Article image

Jog with your dog to prevent pet obesity and health issues

Obesity in pet dogs has become a common phenomenon in recent times and is of concern to veterinarians and owners alike. It is estimated that between 34 and 41 percent of dogs globally are overweight or obese, and several previous research studies have investigated the risk factors associated with this condition. Overweight and obese animals are more likely to develop serious health problems, including joint, skin, respiratory, cardiac and renal diseases, diabetes and an increased risk of death. 

The main cause of obesity in dogs is that they consume more calories than they use up in their daily lives, largely because they receive too much food and not enough exercise. Both of these factors are under the control of the dog owner but, although there are many commercial dietary options for overweight dogs, there is not a lot of information or guidance for owners who wish to increase their dog’s exercise levels. In this light, researchers from the University of Guelph in Canada undertook a large-scale, international study to investigate the relationship between the exercise regimen of owners and their dogs. 

Past studies on the association between dogs’ body weight and their diet, exercise regimen and other sociodemographic factors have involved small samples and have been restricted in geographic location. For a broader, international perspective, PhD student Sydney Banton and colleagues analyzed the results from a survey of 3,298 dog owners living in France, Germany, the United Kingdom, Canada and the United States. The survey included questions about both owners’ and dogs’ diets and exercise routines, and each owner’s perception of his or her dog’s body weight.

Analysis of the survey responses showed that dogs were likely to get more exercise if their owners spent more time exercising, themselves. Active owners were also more likely to perceive their dog as having an ideal body weight. Compared to owners in other countries, owners in Germany tended to exercise their dogs for a longer time, were more likely to perceive their dog’s body weight as ideal, and were less likely to report having been told that their dog was overweight.

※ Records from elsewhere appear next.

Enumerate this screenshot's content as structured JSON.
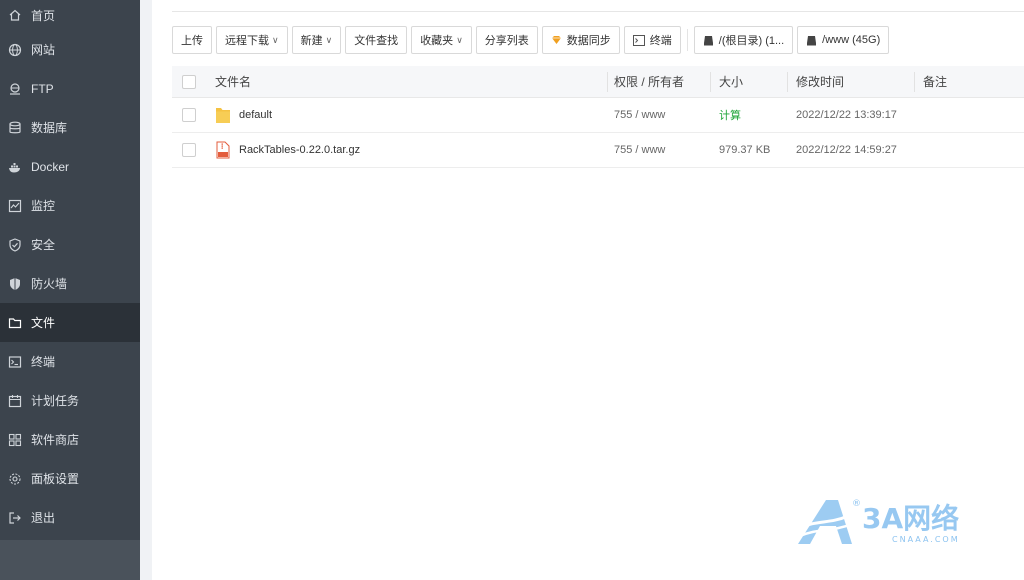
{
  "sidebar": {
    "items": [
      {
        "label": "首页",
        "icon": "home-icon"
      },
      {
        "label": "网站",
        "icon": "globe-icon"
      },
      {
        "label": "FTP",
        "icon": "ftp-icon"
      },
      {
        "label": "数据库",
        "icon": "database-icon"
      },
      {
        "label": "Docker",
        "icon": "docker-icon"
      },
      {
        "label": "监控",
        "icon": "monitor-icon"
      },
      {
        "label": "安全",
        "icon": "shield-check-icon"
      },
      {
        "label": "防火墙",
        "icon": "firewall-icon"
      },
      {
        "label": "文件",
        "icon": "folder-icon",
        "active": true
      },
      {
        "label": "终端",
        "icon": "terminal-icon"
      },
      {
        "label": "计划任务",
        "icon": "calendar-icon"
      },
      {
        "label": "软件商店",
        "icon": "apps-icon"
      },
      {
        "label": "面板设置",
        "icon": "gear-icon"
      },
      {
        "label": "退出",
        "icon": "logout-icon"
      }
    ]
  },
  "toolbar": {
    "upload": "上传",
    "remote_download": "远程下载",
    "new": "新建",
    "file_search": "文件查找",
    "favorites": "收藏夹",
    "share_list": "分享列表",
    "data_sync": "数据同步",
    "terminal": "终端",
    "disk_root": "/(根目录) (1...",
    "disk_www": "/www (45G)"
  },
  "table": {
    "headers": {
      "name": "文件名",
      "perm": "权限 / 所有者",
      "size": "大小",
      "mtime": "修改时间",
      "note": "备注"
    },
    "rows": [
      {
        "name": "default",
        "perm": "755 / www",
        "size": "计算",
        "mtime": "2022/12/22 13:39:17",
        "type": "folder"
      },
      {
        "name": "RackTables-0.22.0.tar.gz",
        "perm": "755 / www",
        "size": "979.37 KB",
        "mtime": "2022/12/22 14:59:27",
        "type": "archive"
      }
    ]
  },
  "watermark": {
    "brand": "3A网络",
    "domain": "CNAAA.COM",
    "registered": "®"
  },
  "colors": {
    "sidebar_bg": "#3c444d",
    "sidebar_active": "#2b3138",
    "accent_green": "#20a53a",
    "folder_yellow": "#f5c242",
    "logo_blue": "#8cc3f0"
  }
}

The results, published in the journal PLoS ONE, also showed that dog owners who had been told their dog was overweight were more likely to respond by restricting the dog’s diet, or by feeding it a weight control diet, but not by adjusting its exercise regimen or by cutting out the daily treats. These owners were more likely to report that their dog only exercised for between 0 and 15 minutes per day, while the recommended daily exercise time, on average, is at least 30 minutes per day. 

Among dogs who were five years old and older, owners were less likely to perceive their dog as having an ideal body weight if they had been told their dog was overweight, if they reported attempting to control their dog’s weight by limiting food intake, and if they reported giving dogs other foods, such as treats, every day.

To the researchers’ knowledge, this is the first large-scale study that demonstrates a relationship between an owner’s exercise regime and his or her dog’s exercise pattern. In the past, veterinarians have reported that the main causes of obesity are diet, socioeconomic reasons and lack of exercise, but admit that their primary strategy to address this obesity is to reduce food, reduce treats and change the diet, but not to change the exercise routine. 

This highlights that the option to increase exercise time needs to be promoted by veterinarians when advising owners of overweight and obese dogs. “In order to treat and prevent obesity in dogs, a more holistic approach to changing both dietary and exercise routine needs to be made,” wrote the study authors.

“Results from the survey revealed that feeding practices play a main role in owner perception of their dog being overweight, while exercise practices play a main role in owner perception of their dog being an ideal weight,” said Banton. “While many weight loss strategies for dogs focus on feeding, this data highlights the need to incorporate exercise into weight loss regimens.”

By Alison Bosman, Staff Writer

News coming your way
The biggest news about our planet delivered to you each day